◆ Items from a data source
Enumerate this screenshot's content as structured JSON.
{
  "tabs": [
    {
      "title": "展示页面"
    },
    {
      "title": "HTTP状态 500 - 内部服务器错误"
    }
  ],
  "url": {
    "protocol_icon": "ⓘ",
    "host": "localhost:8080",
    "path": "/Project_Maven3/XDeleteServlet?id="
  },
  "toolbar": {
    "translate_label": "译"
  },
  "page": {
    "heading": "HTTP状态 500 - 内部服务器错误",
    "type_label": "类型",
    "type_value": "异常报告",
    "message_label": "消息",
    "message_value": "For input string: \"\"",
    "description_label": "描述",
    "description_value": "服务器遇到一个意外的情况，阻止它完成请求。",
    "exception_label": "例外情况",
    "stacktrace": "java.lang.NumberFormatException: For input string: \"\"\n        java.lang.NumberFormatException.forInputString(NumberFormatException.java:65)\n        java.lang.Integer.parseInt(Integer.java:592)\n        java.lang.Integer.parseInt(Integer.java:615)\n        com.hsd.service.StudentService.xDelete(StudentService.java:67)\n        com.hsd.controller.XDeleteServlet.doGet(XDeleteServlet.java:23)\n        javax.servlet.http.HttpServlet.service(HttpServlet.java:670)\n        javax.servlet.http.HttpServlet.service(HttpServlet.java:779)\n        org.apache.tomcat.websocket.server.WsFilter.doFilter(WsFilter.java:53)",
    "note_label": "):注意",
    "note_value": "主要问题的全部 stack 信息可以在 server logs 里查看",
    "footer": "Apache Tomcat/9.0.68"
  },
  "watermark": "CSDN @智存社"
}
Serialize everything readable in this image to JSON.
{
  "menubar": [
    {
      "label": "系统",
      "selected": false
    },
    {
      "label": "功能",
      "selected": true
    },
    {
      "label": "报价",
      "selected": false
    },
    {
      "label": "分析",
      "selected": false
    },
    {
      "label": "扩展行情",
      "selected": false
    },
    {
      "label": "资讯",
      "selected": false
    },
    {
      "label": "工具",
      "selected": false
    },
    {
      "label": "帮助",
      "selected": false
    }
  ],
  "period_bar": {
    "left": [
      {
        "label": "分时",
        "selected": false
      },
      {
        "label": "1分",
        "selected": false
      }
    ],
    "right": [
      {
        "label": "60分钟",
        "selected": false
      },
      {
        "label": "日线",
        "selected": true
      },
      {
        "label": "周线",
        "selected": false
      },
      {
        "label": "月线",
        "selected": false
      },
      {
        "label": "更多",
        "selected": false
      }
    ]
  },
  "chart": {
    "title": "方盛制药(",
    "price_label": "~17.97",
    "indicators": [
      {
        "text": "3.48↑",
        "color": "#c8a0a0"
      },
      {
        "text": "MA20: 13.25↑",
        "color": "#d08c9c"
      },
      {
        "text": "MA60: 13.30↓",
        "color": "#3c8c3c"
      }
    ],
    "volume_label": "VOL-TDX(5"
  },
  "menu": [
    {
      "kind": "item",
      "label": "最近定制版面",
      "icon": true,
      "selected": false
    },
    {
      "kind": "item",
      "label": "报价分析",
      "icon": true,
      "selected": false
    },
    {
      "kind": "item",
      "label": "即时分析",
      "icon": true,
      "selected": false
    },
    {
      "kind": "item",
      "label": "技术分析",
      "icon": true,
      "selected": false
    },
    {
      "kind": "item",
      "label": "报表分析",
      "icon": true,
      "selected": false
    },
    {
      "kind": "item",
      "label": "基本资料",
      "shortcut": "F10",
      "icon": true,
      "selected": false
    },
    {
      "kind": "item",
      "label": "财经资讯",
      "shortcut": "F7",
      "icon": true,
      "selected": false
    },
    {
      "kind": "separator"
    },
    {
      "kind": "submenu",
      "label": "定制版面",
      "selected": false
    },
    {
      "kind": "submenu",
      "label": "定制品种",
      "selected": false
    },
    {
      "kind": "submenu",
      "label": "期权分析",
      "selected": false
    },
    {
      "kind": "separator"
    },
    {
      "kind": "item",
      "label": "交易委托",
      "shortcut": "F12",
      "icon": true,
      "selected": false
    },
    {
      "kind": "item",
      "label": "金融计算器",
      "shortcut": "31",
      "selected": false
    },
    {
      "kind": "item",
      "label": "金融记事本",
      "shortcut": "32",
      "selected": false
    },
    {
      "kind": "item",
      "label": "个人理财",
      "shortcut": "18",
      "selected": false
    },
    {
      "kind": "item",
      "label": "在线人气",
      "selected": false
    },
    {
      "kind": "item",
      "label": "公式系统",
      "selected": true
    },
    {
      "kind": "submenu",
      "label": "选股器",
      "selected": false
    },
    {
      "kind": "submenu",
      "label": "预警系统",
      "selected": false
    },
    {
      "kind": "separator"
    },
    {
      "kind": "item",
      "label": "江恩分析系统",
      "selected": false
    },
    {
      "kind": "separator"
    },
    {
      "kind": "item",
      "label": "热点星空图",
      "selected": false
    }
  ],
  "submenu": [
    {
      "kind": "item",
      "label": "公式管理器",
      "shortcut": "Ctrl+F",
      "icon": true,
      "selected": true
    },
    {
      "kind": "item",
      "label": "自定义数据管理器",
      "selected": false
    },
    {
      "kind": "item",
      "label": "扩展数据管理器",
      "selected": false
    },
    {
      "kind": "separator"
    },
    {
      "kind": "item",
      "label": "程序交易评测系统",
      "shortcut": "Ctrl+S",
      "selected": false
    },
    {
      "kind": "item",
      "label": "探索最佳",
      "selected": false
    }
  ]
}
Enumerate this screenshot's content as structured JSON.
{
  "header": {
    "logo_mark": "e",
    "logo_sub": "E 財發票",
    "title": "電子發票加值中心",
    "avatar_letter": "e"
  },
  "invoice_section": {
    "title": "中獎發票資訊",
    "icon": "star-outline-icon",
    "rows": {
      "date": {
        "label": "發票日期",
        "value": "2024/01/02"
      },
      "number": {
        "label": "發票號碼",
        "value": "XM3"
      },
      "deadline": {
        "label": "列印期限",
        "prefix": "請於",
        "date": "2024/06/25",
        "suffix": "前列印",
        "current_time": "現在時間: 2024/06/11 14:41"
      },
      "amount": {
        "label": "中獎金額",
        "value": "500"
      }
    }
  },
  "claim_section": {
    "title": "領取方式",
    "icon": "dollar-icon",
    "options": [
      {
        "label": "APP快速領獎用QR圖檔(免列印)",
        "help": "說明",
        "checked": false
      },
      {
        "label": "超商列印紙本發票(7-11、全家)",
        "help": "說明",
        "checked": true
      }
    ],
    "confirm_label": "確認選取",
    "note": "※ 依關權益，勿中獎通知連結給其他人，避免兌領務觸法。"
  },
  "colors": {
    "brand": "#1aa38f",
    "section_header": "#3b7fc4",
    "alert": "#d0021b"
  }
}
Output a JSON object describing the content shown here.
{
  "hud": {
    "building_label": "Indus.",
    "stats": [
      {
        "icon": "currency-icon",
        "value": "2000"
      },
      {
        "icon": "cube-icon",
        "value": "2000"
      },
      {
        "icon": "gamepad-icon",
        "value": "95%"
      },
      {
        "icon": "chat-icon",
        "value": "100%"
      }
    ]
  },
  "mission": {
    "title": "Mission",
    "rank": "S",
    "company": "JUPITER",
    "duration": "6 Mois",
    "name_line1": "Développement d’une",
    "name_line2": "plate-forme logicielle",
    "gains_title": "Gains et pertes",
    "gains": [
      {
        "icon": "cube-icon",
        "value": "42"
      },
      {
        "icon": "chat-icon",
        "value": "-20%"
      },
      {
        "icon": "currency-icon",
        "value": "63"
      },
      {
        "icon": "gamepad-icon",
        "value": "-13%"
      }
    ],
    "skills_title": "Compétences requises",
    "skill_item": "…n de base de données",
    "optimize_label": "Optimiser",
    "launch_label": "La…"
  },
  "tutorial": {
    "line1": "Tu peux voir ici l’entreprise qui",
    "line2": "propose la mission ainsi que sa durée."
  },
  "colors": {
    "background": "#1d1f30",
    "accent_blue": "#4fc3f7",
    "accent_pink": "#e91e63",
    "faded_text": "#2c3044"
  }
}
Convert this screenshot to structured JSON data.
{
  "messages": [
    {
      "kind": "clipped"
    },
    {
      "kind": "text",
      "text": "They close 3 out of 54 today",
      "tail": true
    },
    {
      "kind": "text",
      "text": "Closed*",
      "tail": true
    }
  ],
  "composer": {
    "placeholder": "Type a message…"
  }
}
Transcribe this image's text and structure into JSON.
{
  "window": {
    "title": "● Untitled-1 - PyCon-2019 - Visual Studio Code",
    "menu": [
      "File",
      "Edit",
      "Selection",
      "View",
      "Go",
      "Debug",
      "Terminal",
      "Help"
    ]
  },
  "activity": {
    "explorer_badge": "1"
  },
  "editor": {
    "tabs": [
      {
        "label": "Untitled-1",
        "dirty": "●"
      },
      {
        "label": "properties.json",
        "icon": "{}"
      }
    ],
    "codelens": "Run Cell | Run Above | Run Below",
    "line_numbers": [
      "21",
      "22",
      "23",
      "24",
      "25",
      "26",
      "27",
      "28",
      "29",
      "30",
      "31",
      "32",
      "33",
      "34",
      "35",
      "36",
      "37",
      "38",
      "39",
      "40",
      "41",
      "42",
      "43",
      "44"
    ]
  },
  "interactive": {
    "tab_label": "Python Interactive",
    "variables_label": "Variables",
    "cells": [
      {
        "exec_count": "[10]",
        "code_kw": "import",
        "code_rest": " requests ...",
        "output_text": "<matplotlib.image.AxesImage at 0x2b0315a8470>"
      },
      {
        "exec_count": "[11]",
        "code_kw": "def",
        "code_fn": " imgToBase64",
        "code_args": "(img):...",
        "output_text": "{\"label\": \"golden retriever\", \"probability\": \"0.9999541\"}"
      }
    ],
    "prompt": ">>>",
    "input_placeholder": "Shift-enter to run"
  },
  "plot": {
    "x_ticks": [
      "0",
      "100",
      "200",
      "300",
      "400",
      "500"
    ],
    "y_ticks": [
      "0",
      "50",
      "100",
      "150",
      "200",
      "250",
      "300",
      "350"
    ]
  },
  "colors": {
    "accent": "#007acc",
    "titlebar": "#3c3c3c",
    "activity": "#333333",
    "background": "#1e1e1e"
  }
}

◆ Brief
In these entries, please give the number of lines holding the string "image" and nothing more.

◆ Output for this task
3